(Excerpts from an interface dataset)
== Segment start ==
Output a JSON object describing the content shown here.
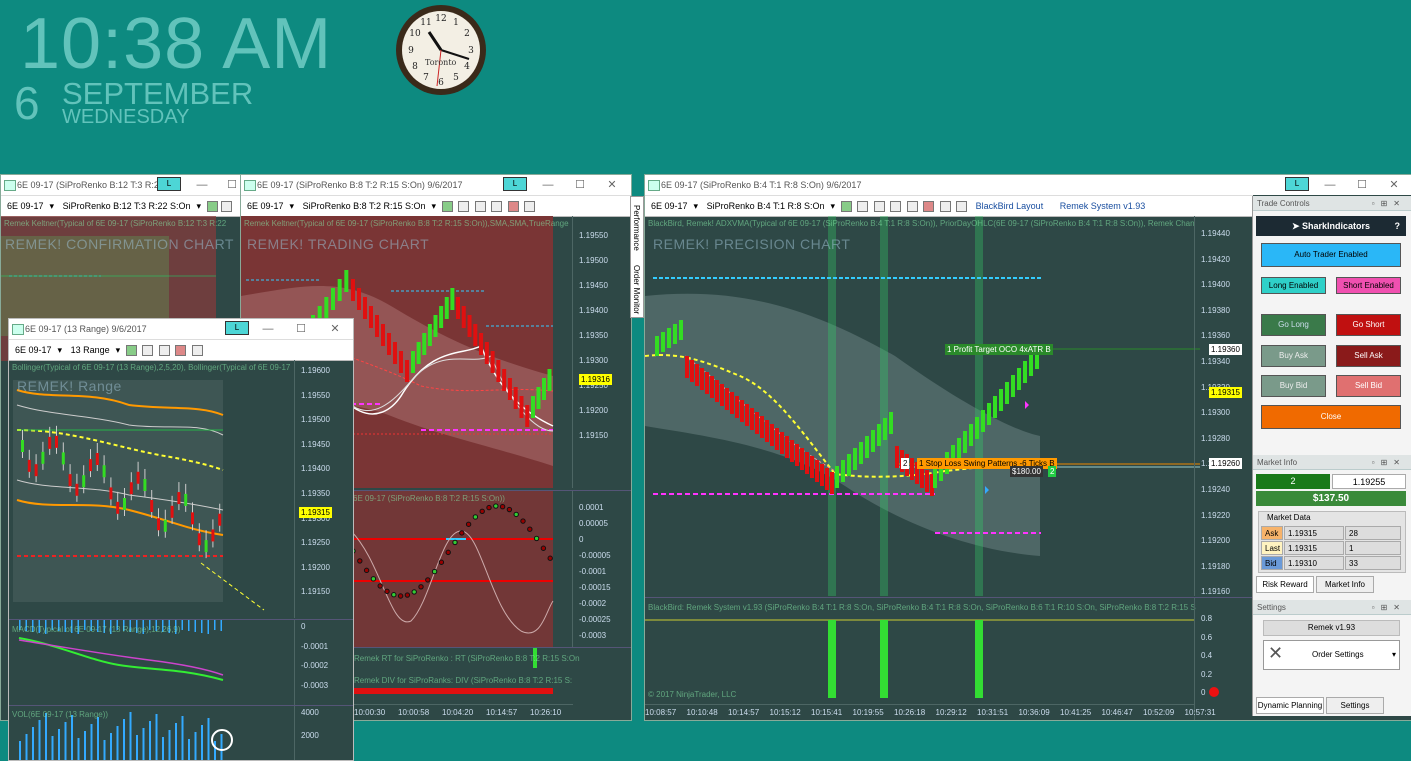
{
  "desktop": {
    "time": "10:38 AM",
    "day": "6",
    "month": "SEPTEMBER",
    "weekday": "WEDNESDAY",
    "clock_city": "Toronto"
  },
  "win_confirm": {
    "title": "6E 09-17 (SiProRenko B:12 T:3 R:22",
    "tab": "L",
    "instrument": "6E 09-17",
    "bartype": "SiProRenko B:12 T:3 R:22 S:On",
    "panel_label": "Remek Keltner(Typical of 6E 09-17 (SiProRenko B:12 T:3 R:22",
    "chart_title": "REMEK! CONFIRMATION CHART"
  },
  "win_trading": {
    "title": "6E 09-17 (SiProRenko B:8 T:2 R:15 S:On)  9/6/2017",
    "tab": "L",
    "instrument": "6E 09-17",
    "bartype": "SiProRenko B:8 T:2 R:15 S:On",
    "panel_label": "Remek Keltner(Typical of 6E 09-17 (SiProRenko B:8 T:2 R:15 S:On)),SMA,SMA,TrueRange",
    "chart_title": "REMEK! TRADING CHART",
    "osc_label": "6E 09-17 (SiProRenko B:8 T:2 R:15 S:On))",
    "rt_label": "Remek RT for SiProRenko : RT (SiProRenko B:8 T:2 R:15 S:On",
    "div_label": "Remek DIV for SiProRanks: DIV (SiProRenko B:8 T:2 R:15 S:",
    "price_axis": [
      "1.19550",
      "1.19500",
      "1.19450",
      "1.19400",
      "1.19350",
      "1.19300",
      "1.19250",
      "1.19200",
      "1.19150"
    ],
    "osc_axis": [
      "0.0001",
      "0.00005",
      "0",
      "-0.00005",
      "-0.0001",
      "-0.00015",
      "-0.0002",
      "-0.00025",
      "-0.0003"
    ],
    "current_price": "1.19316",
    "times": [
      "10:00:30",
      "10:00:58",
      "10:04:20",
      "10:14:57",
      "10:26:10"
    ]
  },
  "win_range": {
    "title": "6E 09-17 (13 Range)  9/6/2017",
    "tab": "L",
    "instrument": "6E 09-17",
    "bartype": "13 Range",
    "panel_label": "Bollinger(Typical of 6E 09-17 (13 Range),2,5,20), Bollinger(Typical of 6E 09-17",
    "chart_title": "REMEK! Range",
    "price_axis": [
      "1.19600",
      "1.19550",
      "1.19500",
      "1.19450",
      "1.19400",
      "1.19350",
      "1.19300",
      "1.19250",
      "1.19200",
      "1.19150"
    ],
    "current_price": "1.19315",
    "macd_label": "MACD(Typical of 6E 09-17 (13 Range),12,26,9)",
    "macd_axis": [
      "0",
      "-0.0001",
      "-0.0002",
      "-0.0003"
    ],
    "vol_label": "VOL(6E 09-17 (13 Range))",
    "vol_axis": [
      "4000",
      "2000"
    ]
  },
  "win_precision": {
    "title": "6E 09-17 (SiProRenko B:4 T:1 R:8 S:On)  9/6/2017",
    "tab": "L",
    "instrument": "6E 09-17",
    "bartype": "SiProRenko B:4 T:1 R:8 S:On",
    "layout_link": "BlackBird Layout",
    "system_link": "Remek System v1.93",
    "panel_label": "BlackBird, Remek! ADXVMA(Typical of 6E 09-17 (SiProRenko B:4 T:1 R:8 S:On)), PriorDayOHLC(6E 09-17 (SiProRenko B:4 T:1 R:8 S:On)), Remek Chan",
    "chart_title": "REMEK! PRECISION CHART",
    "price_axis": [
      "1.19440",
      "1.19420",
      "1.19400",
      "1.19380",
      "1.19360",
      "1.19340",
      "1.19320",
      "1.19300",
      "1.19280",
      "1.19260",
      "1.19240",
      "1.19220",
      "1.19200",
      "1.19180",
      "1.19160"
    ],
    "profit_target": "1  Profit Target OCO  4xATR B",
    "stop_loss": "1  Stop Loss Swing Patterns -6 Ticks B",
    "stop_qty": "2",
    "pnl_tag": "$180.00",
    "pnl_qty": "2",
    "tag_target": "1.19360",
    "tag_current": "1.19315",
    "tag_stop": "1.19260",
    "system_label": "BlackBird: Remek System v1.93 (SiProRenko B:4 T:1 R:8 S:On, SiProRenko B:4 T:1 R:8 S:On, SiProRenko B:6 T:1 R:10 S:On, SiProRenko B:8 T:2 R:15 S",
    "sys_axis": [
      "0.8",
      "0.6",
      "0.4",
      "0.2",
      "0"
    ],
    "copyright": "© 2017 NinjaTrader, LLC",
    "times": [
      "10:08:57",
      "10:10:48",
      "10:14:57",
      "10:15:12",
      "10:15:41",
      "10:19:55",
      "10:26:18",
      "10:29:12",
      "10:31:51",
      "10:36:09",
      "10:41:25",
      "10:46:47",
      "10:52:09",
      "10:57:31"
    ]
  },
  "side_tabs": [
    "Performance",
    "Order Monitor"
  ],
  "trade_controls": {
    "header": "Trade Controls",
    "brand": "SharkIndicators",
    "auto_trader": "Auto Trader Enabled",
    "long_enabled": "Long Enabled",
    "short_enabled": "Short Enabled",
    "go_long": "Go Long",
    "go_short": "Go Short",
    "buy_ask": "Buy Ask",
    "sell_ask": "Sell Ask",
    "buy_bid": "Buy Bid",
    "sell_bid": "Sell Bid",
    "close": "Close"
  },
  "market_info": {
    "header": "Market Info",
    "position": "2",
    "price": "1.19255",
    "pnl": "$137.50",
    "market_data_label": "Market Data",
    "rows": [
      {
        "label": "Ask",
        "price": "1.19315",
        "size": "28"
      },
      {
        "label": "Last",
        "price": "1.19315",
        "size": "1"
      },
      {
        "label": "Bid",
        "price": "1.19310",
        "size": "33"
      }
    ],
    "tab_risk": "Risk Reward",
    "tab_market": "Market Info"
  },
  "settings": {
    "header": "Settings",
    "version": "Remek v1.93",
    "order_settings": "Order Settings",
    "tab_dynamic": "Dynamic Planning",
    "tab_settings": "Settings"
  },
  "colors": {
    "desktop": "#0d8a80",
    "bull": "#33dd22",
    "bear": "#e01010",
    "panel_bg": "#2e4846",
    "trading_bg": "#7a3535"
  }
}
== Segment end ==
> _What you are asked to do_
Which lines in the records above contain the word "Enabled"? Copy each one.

> _Solution_
    "auto_trader": "Auto Trader Enabled",
    "long_enabled": "Long Enabled",
    "short_enabled": "Short Enabled",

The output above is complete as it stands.